Katy Huberty at Morgan Stanley, in a conference call with their clients, shared her thoughts on this manufacturing issue in this following excerpt published in Philip Elmer-Dewitt’s Apple 3.0 newsletter:
“Apple has a history of using its balance sheet to support suppliers in their early development. Despite its vertical integration, Apple will leverage suppliers and manufacturers to quickly scale a business, thus taking advantage of the supplier’s manufacturing expertise and component differentiation (leaning on hundreds of suppliers). They have also demonstrated a willingness to fund the capacity build-out to ease the burden on suppliers who typically have to add capacity well before the production ramp. Before the iPhone, Apple was spending $1bn/year on capex… but at peak, reached $13bn annually on capex, the majority of which was spent on purchasing manufacturing equipment for suppliers.”
As Ms. Huberty points out, Apple would have to be highly proactive in helping their manufacturing partner develop and fund any new manufacturing processes needed to create an Apple Car. Add to that the need to possibly even invent some new ways to manufacture an EV worthy of the Apple logo and this project gets even more intense for Apple.
If Apple applies this same strategy with a proven auto manufacturer and indeed builds an EV car at some point in the future, they will have had to solve or answer all of the key questions I brought up in this article. More importantly, Apple would have to bring breakthrough technologies and serious innovation if they plan to be competitive with some type of Apple logoed electronic vehicle in the future.
The flip side is that the market for fully electronic vehicles is in the two trillion dollar range as all automakers plan to eventually phase out gas-powered engines over time. GM has said they will phase out all gas-powered cars and trucks by 2035 and most other vehicle makers won’t be far behind.
Tesla already has a major lead in the EV market and will continue to innovate, which will allow them to be a strong competitor in the fully EV market well into the future.
Should Apple create an actual smart EV, and proves extremely innovative in all of the areas I mention above, I think it could be a serious automaker for premium electronic vehicles.
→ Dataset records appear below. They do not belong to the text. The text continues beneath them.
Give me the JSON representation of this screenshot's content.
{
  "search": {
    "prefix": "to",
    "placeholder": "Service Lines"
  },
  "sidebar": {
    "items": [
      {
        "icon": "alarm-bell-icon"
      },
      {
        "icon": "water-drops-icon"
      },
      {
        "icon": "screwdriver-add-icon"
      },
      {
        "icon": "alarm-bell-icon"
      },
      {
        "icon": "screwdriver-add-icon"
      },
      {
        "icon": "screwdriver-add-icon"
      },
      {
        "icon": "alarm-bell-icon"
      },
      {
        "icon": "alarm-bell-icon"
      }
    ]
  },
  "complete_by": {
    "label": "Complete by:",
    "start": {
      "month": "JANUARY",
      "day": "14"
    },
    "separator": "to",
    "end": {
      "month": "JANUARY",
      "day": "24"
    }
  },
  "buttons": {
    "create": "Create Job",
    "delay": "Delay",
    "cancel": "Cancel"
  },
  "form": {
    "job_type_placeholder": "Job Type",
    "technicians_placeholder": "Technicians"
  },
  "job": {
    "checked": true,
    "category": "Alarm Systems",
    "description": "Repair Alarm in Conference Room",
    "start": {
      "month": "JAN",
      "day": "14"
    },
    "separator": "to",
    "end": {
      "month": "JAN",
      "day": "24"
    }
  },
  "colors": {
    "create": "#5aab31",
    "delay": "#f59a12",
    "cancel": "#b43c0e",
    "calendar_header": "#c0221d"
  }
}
However, I am still skeptical that an Apple Car could happen and will be watching for any news that confirms how Apple handles all of the concerns mentioned above. How they deal with these issues and questions will determine how much they understand this market and develop a plan to enter it with the goal to not only succeed in it, but also lead.